Copy each line below as written, but skip the pictures.

(Beginning of Provided material)

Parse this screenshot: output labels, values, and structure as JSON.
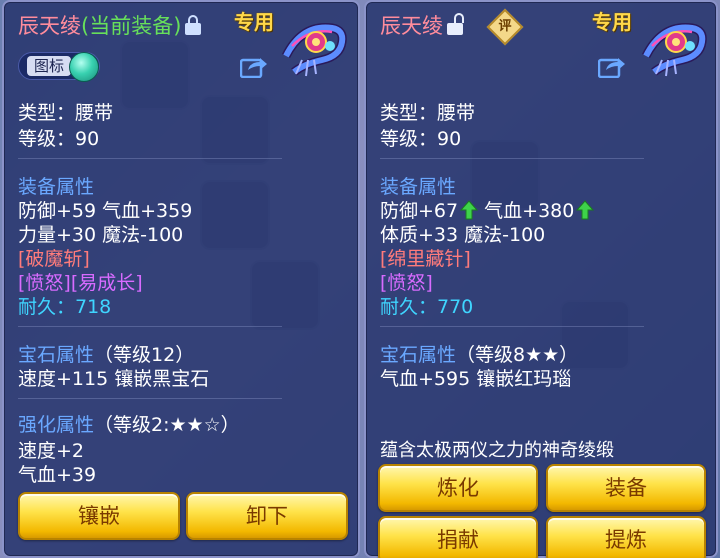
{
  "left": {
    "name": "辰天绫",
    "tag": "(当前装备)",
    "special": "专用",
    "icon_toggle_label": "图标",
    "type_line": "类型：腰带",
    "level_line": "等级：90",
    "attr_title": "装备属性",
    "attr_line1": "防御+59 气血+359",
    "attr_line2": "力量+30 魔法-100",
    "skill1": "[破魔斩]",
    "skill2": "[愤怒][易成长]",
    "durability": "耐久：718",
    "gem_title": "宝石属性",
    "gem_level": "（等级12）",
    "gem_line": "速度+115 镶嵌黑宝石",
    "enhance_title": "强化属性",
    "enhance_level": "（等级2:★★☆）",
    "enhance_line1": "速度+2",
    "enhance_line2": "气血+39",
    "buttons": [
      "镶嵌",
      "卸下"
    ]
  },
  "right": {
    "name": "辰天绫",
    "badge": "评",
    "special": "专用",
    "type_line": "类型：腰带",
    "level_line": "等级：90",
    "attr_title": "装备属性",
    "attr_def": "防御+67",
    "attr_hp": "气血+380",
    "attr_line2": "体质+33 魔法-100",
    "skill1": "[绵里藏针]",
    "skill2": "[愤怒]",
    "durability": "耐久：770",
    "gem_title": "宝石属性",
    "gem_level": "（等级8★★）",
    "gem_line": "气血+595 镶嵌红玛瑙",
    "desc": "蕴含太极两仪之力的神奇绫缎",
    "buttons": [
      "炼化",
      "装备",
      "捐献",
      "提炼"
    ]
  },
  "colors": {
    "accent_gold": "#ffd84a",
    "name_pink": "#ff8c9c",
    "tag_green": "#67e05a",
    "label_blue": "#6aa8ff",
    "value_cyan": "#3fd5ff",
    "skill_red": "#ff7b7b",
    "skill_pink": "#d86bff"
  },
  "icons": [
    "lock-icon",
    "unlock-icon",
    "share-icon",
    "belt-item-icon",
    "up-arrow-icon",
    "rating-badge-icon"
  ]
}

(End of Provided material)

# Response box
Parse this screenshot: output labels, values, and structure as JSON.
{
  "left": {
    "name": "辰天绫",
    "tag": "(当前装备)",
    "special": "专用",
    "icon_toggle_label": "图标",
    "type_line": "类型：腰带",
    "level_line": "等级：90",
    "attr_title": "装备属性",
    "attr_line1": "防御+59 气血+359",
    "attr_line2": "力量+30 魔法-100",
    "skill1": "[破魔斩]",
    "skill2": "[愤怒][易成长]",
    "durability": "耐久：718",
    "gem_title": "宝石属性",
    "gem_level": "（等级12）",
    "gem_line": "速度+115 镶嵌黑宝石",
    "enhance_title": "强化属性",
    "enhance_level": "（等级2:★★☆）",
    "enhance_line1": "速度+2",
    "enhance_line2": "气血+39",
    "buttons": [
      "镶嵌",
      "卸下"
    ]
  },
  "right": {
    "name": "辰天绫",
    "badge": "评",
    "special": "专用",
    "type_line": "类型：腰带",
    "level_line": "等级：90",
    "attr_title": "装备属性",
    "attr_def": "防御+67",
    "attr_hp": "气血+380",
    "attr_line2": "体质+33 魔法-100",
    "skill1": "[绵里藏针]",
    "skill2": "[愤怒]",
    "durability": "耐久：770",
    "gem_title": "宝石属性",
    "gem_level": "（等级8★★）",
    "gem_line": "气血+595 镶嵌红玛瑙",
    "desc": "蕴含太极两仪之力的神奇绫缎",
    "buttons": [
      "炼化",
      "装备",
      "捐献",
      "提炼"
    ]
  },
  "colors": {
    "accent_gold": "#ffd84a",
    "name_pink": "#ff8c9c",
    "tag_green": "#67e05a",
    "label_blue": "#6aa8ff",
    "value_cyan": "#3fd5ff",
    "skill_red": "#ff7b7b",
    "skill_pink": "#d86bff"
  },
  "icons": [
    "lock-icon",
    "unlock-icon",
    "share-icon",
    "belt-item-icon",
    "up-arrow-icon",
    "rating-badge-icon"
  ]
}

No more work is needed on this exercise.